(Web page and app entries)

■ ■ ■

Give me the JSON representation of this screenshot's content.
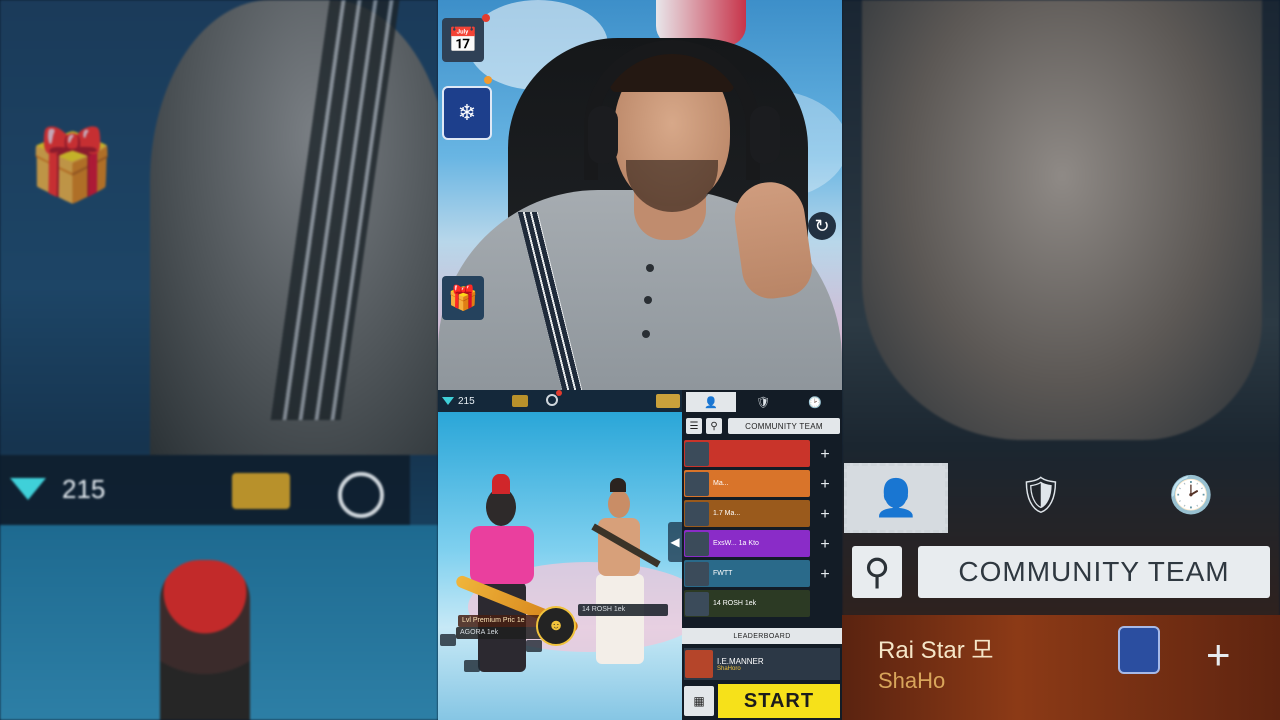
{
  "left_mirror": {
    "diamond_count": "215",
    "gift_icon": "gift-icon",
    "gold_icon": "gold-icon",
    "ring_icon": "ring-icon"
  },
  "right_mirror": {
    "tabs": [
      "profile-tab-icon",
      "guild-tab-icon",
      "history-tab-icon"
    ],
    "community_label": "COMMUNITY TEAM",
    "row": {
      "name": "Rai  Star  모",
      "sub": "ShaHo"
    }
  },
  "webcam": {
    "overlay_icons": [
      "calendar-icon",
      "event-badge-icon",
      "gift-icon",
      "refresh-icon"
    ]
  },
  "lobby": {
    "diamond_count": "215",
    "scene_tags": {
      "tag1": "Lvl Premium  Pric 1e",
      "tag2": "AGORA  1ek",
      "tag3": "14   ROSH  1ek"
    },
    "panel": {
      "community_label": "COMMUNITY TEAM",
      "friends": [
        {
          "name": "",
          "color": "#c9342a"
        },
        {
          "name": "Ma...",
          "color": "#d9742a"
        },
        {
          "name": "1.7  Ma...",
          "color": "#9a5a1c"
        },
        {
          "name": "ExsW... 1a  Kto",
          "color": "#8a2cc8"
        },
        {
          "name": "FWTT",
          "color": "#2a6a8a"
        },
        {
          "name": "14   ROSH   1ek",
          "color": "#2c3a24"
        }
      ],
      "leaderboard_label": "LEADERBOARD",
      "self_name": "I.E.MANNER",
      "self_sub": "ShaHoro",
      "start_label": "START"
    }
  },
  "colors": {
    "start_yellow": "#f6e11a",
    "diamond_cyan": "#3fd0d9",
    "panel_bg": "#131c26"
  }
}
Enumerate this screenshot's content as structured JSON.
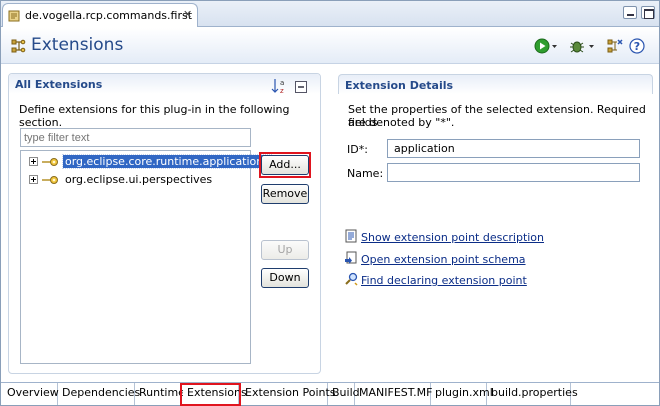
{
  "editor_tab": {
    "title": "de.vogella.rcp.commands.first",
    "close": "✕"
  },
  "header": {
    "title": "Extensions"
  },
  "all_extensions": {
    "title": "All Extensions",
    "description": "Define extensions for this plug-in in the following section.",
    "filter_placeholder": "type filter text",
    "items": [
      {
        "label": "org.eclipse.core.runtime.applications",
        "selected": true
      },
      {
        "label": "org.eclipse.ui.perspectives",
        "selected": false
      }
    ],
    "buttons": {
      "add": "Add...",
      "remove": "Remove",
      "up": "Up",
      "down": "Down"
    }
  },
  "details": {
    "title": "Extension Details",
    "description_line1": "Set the properties of the selected extension. Required fields",
    "description_line2": "are denoted by \"*\".",
    "id_label": "ID*:",
    "id_value": "application",
    "name_label": "Name:",
    "name_value": "",
    "links": [
      {
        "label": "Show extension point description",
        "icon": "doc-icon"
      },
      {
        "label": "Open extension point schema",
        "icon": "schema-icon"
      },
      {
        "label": "Find declaring extension point",
        "icon": "search-icon"
      }
    ]
  },
  "bottom_tabs": [
    "Overview",
    "Dependencies",
    "Runtime",
    "Extensions",
    "Extension Points",
    "Build",
    "MANIFEST.MF",
    "plugin.xml",
    "build.properties"
  ],
  "active_bottom_tab": "Extensions",
  "colors": {
    "title_blue": "#254a8a",
    "selection": "#3167c4",
    "highlight_red": "#e0141e",
    "link": "#0b2d87"
  }
}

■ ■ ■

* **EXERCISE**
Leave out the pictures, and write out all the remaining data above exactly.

* **YOUR SOLUTION**
Give me the JSON representation of this screenshot's content.
{
  "left_mirror": {
    "diamond_count": "215",
    "gift_icon": "gift-icon",
    "gold_icon": "gold-icon",
    "ring_icon": "ring-icon"
  },
  "right_mirror": {
    "tabs": [
      "profile-tab-icon",
      "guild-tab-icon",
      "history-tab-icon"
    ],
    "community_label": "COMMUNITY TEAM",
    "row": {
      "name": "Rai  Star  모",
      "sub": "ShaHo"
    }
  },
  "webcam": {
    "overlay_icons": [
      "calendar-icon",
      "event-badge-icon",
      "gift-icon",
      "refresh-icon"
    ]
  },
  "lobby": {
    "diamond_count": "215",
    "scene_tags": {
      "tag1": "Lvl Premium  Pric 1e",
      "tag2": "AGORA  1ek",
      "tag3": "14   ROSH  1ek"
    },
    "panel": {
      "community_label": "COMMUNITY TEAM",
      "friends": [
        {
          "name": "",
          "color": "#c9342a"
        },
        {
          "name": "Ma...",
          "color": "#d9742a"
        },
        {
          "name": "1.7  Ma...",
          "color": "#9a5a1c"
        },
        {
          "name": "ExsW... 1a  Kto",
          "color": "#8a2cc8"
        },
        {
          "name": "FWTT",
          "color": "#2a6a8a"
        },
        {
          "name": "14   ROSH   1ek",
          "color": "#2c3a24"
        }
      ],
      "leaderboard_label": "LEADERBOARD",
      "self_name": "I.E.MANNER",
      "self_sub": "ShaHoro",
      "start_label": "START"
    }
  },
  "colors": {
    "start_yellow": "#f6e11a",
    "diamond_cyan": "#3fd0d9",
    "panel_bg": "#131c26"
  }
}
Enumerate this screenshot's content as structured JSON.
{
  "editor_tab": {
    "title": "de.vogella.rcp.commands.first",
    "close": "✕"
  },
  "header": {
    "title": "Extensions"
  },
  "all_extensions": {
    "title": "All Extensions",
    "description": "Define extensions for this plug-in in the following section.",
    "filter_placeholder": "type filter text",
    "items": [
      {
        "label": "org.eclipse.core.runtime.applications",
        "selected": true
      },
      {
        "label": "org.eclipse.ui.perspectives",
        "selected": false
      }
    ],
    "buttons": {
      "add": "Add...",
      "remove": "Remove",
      "up": "Up",
      "down": "Down"
    }
  },
  "details": {
    "title": "Extension Details",
    "description_line1": "Set the properties of the selected extension. Required fields",
    "description_line2": "are denoted by \"*\".",
    "id_label": "ID*:",
    "id_value": "application",
    "name_label": "Name:",
    "name_value": "",
    "links": [
      {
        "label": "Show extension point description",
        "icon": "doc-icon"
      },
      {
        "label": "Open extension point schema",
        "icon": "schema-icon"
      },
      {
        "label": "Find declaring extension point",
        "icon": "search-icon"
      }
    ]
  },
  "bottom_tabs": [
    "Overview",
    "Dependencies",
    "Runtime",
    "Extensions",
    "Extension Points",
    "Build",
    "MANIFEST.MF",
    "plugin.xml",
    "build.properties"
  ],
  "active_bottom_tab": "Extensions",
  "colors": {
    "title_blue": "#254a8a",
    "selection": "#3167c4",
    "highlight_red": "#e0141e",
    "link": "#0b2d87"
  }
}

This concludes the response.